Brian Hayes in American Scientist:
In the early 1990s Spassimir Paskov, then a graduate student at Columbia University, began analyzing an exotic financial instrument called a collateralized mortgage obligation, or CMO, issued by the investment bank Goldman Sachs. The aim was to estimate the current value of the CMO, based on the potential future cash flow from thousands of 30-year mortgages. This task wasn’t just a matter of applying the standard formula for compound interest. Many home mortgages are paid off early when the home is sold or refinanced; some loans go into default; interest rates rise and fall. Thus the present value of a 30-year CMO depends on 360 uncertain and interdependent monthly cash flows.

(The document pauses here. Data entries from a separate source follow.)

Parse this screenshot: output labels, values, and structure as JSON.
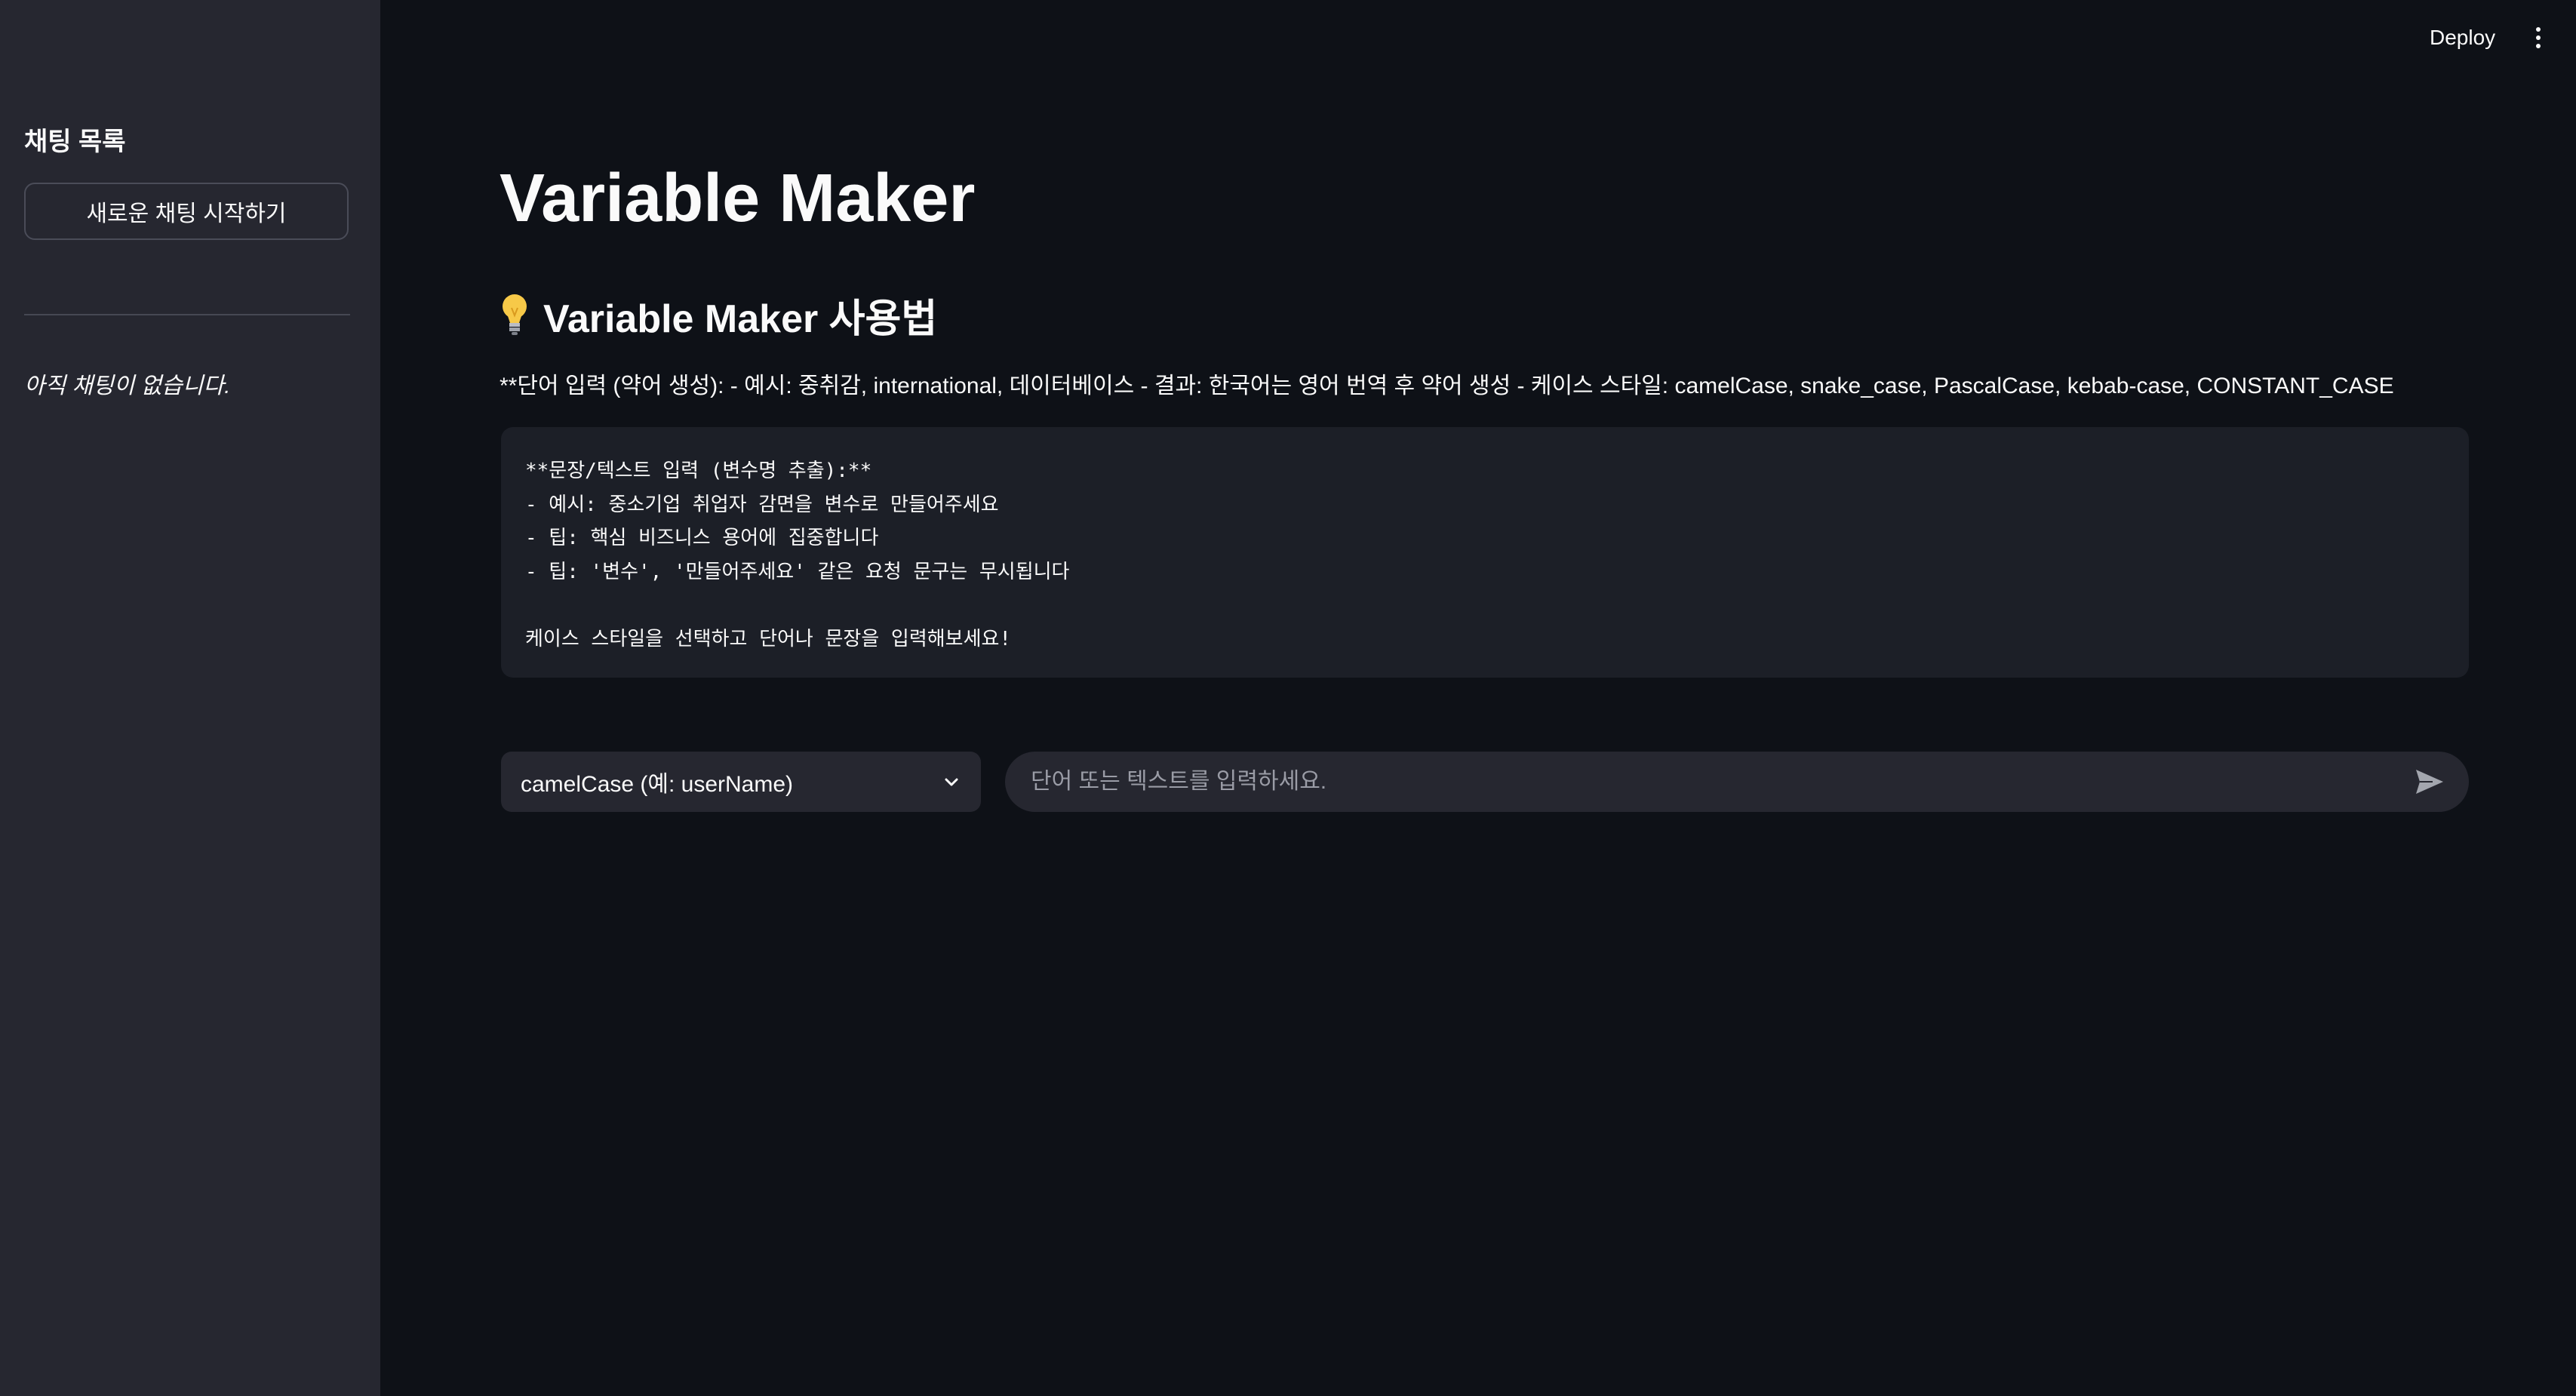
{
  "header": {
    "deploy_label": "Deploy",
    "menu_icon": "kebab-menu-icon"
  },
  "sidebar": {
    "title": "채팅 목록",
    "new_chat_label": "새로운 채팅 시작하기",
    "empty_text": "아직 채팅이 없습니다."
  },
  "main": {
    "title": "Variable Maker",
    "subheader_icon": "lightbulb-icon",
    "subheader": "Variable Maker 사용법",
    "description": "**단어 입력 (약어 생성): - 예시: 중취감, international, 데이터베이스 - 결과: 한국어는 영어 번역 후 약어 생성 - 케이스 스타일: camelCase, snake_case, PascalCase, kebab-case, CONSTANT_CASE",
    "code_lines": [
      "**문장/텍스트 입력 (변수명 추출):**",
      "- 예시: 중소기업 취업자 감면을 변수로 만들어주세요",
      "- 팁: 핵심 비즈니스 용어에 집중합니다",
      "- 팁: '변수', '만들어주세요' 같은 요청 문구는 무시됩니다",
      "",
      "케이스 스타일을 선택하고 단어나 문장을 입력해보세요!"
    ],
    "case_select": {
      "value": "camelCase (예: userName)"
    },
    "chat_input": {
      "placeholder": "단어 또는 텍스트를 입력하세요.",
      "value": ""
    }
  },
  "colors": {
    "background": "#0e1117",
    "sidebar": "#262730",
    "code_block": "#1c1f27",
    "input": "#262730",
    "text": "#fafafa"
  }
}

The task amounts to evaluating an integral in 360-dimensional space.
There was no hope of finding an exact solution. Paskov and his adviser, Joseph Traub, decided to try a somewhat obscure approximation technique called the quasi–Monte Carlo method. An ordinary Monte Carlo evaluation takes random samples from the set of all possible solutions. The quasi variant does a different kind of sampling—not quite random but not quite regular either. Paskov and Traub found that some of their quasi–Monte Carlo programs worked far better and faster than the traditional technique. Their discovery would allow a banker or investor to assess the value of a CMO with just a few minutes of computation, instead of several hours.
It would make a fine story if I could now report that the subsequent period of “irrational exuberance” in the financial markets—the frenzy of trading in complex derivatives, and the sad sequel of crisis, collapse, recession, unemployment—could all be traced back to a mathematical innovation in the evaluation of high-dimensional integrals. But it’s just not so; there were other causes of that folly.
On the other hand, the work of Paskov and Traub did have an effect: It brought a dramatic revival of interest in quasi–Monte Carlo.